I’m a fan of Kim Vogel Sawyer and Courting Miss Amsel was not a disappointment. It’s fast paced and is cleverly plotted. I easily felt for the teacher as she struggled with the parents and the misbehaved Will. Being classified as historical romance, the book could have fallen into a cliché, but the author avoided this by using witty dialogue. I recommend Courting Miss Amsel to all readers.

*I would like thank Bethany House for sending me a copy to review.

Tuesday, 3 May 2011

Review - Garden of Heaven

Garden of Heaven: an OdysseyGarden of Heaven: An Odyssey
BY: Malcolm R. Campbell
PUBLISHED BY: Vanilla Heart Publishing
ISBN: 978-1453601990
Pages: 708
Reviewed by Billy Burgess
In Malcolm Campbell’s fourth novel, you are introduced to David on his tenth birthday, when his grandmother, Katoya, passes on her wisdom and magic as a gift. She, along with a black raven named Maisto, teaches him the secret of magic, and guides him as he grows into adulthood. David believes in common sense and respects his parents and grandparents, but after the Vietnam War, he finds himself lost and confused, especially after a failed romance. Not knowing what his future holds, he travels across the world, where he meets strange and interesting characters, letting fate guide him to his destiny.

Honestly, it took me several hundred pages to get interested into this epic-size novel, from then on; I was hooked until the very end. As the title suggests, this is an odyssey, but it is also a character study, of the young man named David. Readers can easily connect with David’s questions and journeys of life. Garden of Heaven is a long read, but it is a pleasure to read. I recommend the book to everyone.

*I would like to thank the author for sending me a copy to review.

Review - Fairer Than Morning

Fairer than Morning (A Saddler's Legacy Novel)Fairer Than Morning
BY: Rosslyn Elliott
PUBLISHED BY: Thomas Nelson
ISBN: 978-1-59554-785-9
Pages: 393
Reviewed by Billy Burgess

Set during Ohio in the 19th - century.
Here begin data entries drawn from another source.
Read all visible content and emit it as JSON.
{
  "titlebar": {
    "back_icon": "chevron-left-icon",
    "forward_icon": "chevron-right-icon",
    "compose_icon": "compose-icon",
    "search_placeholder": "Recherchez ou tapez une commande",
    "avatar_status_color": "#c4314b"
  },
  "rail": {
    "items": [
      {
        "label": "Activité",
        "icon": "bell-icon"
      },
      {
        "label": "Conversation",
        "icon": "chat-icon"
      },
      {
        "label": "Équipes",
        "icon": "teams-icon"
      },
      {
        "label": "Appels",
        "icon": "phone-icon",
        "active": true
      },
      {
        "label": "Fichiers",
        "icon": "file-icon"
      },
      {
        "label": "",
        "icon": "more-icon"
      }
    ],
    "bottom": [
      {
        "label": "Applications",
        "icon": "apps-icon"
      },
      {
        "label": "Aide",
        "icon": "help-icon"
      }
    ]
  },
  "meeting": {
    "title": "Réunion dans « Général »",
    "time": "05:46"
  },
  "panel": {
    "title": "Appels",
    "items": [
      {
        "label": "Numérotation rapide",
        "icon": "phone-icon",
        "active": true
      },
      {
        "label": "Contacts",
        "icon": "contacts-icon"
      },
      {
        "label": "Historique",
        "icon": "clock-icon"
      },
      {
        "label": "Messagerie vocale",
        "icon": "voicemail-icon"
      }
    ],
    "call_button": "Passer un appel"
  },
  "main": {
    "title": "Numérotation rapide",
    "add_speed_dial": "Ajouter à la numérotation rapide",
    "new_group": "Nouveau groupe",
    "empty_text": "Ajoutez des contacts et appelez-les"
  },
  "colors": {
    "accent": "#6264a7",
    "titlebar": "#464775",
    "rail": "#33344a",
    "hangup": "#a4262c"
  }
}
Ann Miller was proposed to at the age fifteen by Eli Bowen, who comes from a prominent family. Ann’s father said she was too young to be married and must wait until she turned eighteen years of age. Three years go by; Ann catches Eli eying another girl. She wonders if his heart has found someone else. She accompanies her father on a business trip to Pittsburgh, but her mind is on Eli.

To her surprise, she meets a young man who will change her life. His name is Will Hanby, a saddle-maker’s apprentice. His parents died when he was ten years old, and at six-teen his signed away his freedom for five years as a worker (more like a slave) to Master Good, who is cruel to the boy. By the time Will meets Ann Miller, his faith/spirit is broken. Ann feels a connection to Will and so does he. But Ann and her father are soon to leave for home and will is determined to follow her.

Most of the historical fiction that I read is just ‘fiction” set during the past. The main characters in Fairer than Morning are based on real people. The real William and Ann lived in Westerville, Ohio in the mid-nineteenth century and had eight children. The author has done a remarkable job telling the true tale of the couple, of course the author used her imagination to fill-in the gaps in the history. This is the first in a new series and I can’t wait to read the sequel. I recommend this book to romance readers.

*I would like to thank Thomas Nelson for sending me a copy to review!